EXERCISE OBJECTIVE -
What is needed is a word-for-word copy of all the entries, minus the pictures.

▼

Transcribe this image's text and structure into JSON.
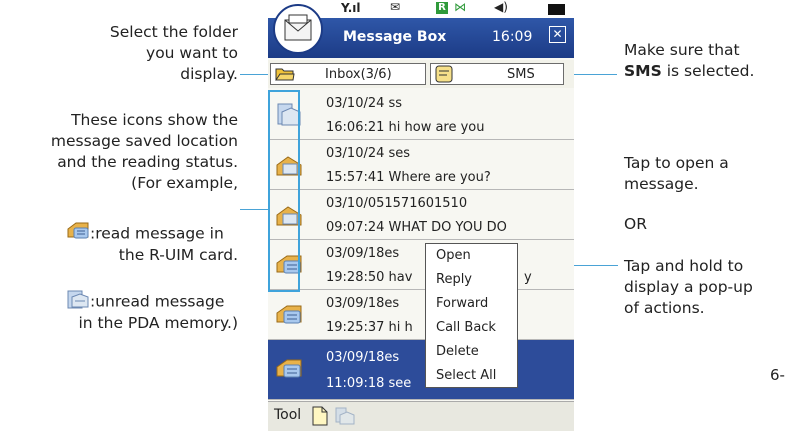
{
  "annotations": {
    "folder": [
      "Select the folder",
      "you want to",
      "display."
    ],
    "sms_prefix": "Make sure that",
    "sms_bold": "SMS",
    "sms_suffix": "is selected.",
    "icons": [
      "These icons show the",
      "message saved location",
      "and the reading status.",
      "(For example,"
    ],
    "example_read_1": ":read message in",
    "example_read_2": "the R-UIM card.",
    "example_unread_1": ":unread message",
    "example_unread_2": "in the PDA memory.)",
    "tap_open": [
      "Tap to open a",
      "message."
    ],
    "or": "OR",
    "tap_hold": [
      "Tap and hold to",
      "display a pop-up",
      "of actions."
    ],
    "page_number": "6-"
  },
  "phone": {
    "title": "Message Box",
    "clock": "16:09",
    "close_glyph": "✕",
    "folder_dropdown": "Inbox(3/6)",
    "type_dropdown": "SMS",
    "messages": [
      {
        "line1": "03/10/24 ss",
        "line2": "16:06:21 hi how are you",
        "icon": "unread-pda-icon"
      },
      {
        "line1": "03/10/24 ses",
        "line2": "15:57:41 Where are you?",
        "icon": "read-pda-icon"
      },
      {
        "line1": "03/10/051571601510",
        "line2": "09:07:24 WHAT DO YOU DO",
        "icon": "read-pda-icon"
      },
      {
        "line1": "03/09/18es",
        "line2": "19:28:50 hav",
        "line2_tail": "y",
        "icon": "read-ruim-icon"
      },
      {
        "line1": "03/09/18es",
        "line2": "19:25:37 hi h",
        "icon": "read-ruim-icon"
      },
      {
        "line1": "03/09/18es",
        "line2": "11:09:18 see",
        "icon": "read-ruim-icon"
      }
    ],
    "popup_menu": [
      "Open",
      "Reply",
      "Forward",
      "Call Back",
      "Delete",
      "Select All"
    ],
    "bottom_tool": "Tool",
    "colors": {
      "title_bar": "#1c3b86",
      "selected_row": "#2d4c9a",
      "callout_line": "#4aa3d6"
    }
  }
}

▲

COMPLETED EXERCISE -
Transcribe this image's text and structure into JSON.
{
  "annotations": {
    "folder": [
      "Select the folder",
      "you want to",
      "display."
    ],
    "sms_prefix": "Make sure that",
    "sms_bold": "SMS",
    "sms_suffix": "is selected.",
    "icons": [
      "These icons show the",
      "message saved location",
      "and the reading status.",
      "(For example,"
    ],
    "example_read_1": ":read message in",
    "example_read_2": "the R-UIM card.",
    "example_unread_1": ":unread message",
    "example_unread_2": "in the PDA memory.)",
    "tap_open": [
      "Tap to open a",
      "message."
    ],
    "or": "OR",
    "tap_hold": [
      "Tap and hold to",
      "display a pop-up",
      "of actions."
    ],
    "page_number": "6-"
  },
  "phone": {
    "title": "Message Box",
    "clock": "16:09",
    "close_glyph": "✕",
    "folder_dropdown": "Inbox(3/6)",
    "type_dropdown": "SMS",
    "messages": [
      {
        "line1": "03/10/24 ss",
        "line2": "16:06:21 hi how are you",
        "icon": "unread-pda-icon"
      },
      {
        "line1": "03/10/24 ses",
        "line2": "15:57:41 Where are you?",
        "icon": "read-pda-icon"
      },
      {
        "line1": "03/10/051571601510",
        "line2": "09:07:24 WHAT DO YOU DO",
        "icon": "read-pda-icon"
      },
      {
        "line1": "03/09/18es",
        "line2": "19:28:50 hav",
        "line2_tail": "y",
        "icon": "read-ruim-icon"
      },
      {
        "line1": "03/09/18es",
        "line2": "19:25:37 hi h",
        "icon": "read-ruim-icon"
      },
      {
        "line1": "03/09/18es",
        "line2": "11:09:18 see",
        "icon": "read-ruim-icon"
      }
    ],
    "popup_menu": [
      "Open",
      "Reply",
      "Forward",
      "Call Back",
      "Delete",
      "Select All"
    ],
    "bottom_tool": "Tool",
    "colors": {
      "title_bar": "#1c3b86",
      "selected_row": "#2d4c9a",
      "callout_line": "#4aa3d6"
    }
  }
}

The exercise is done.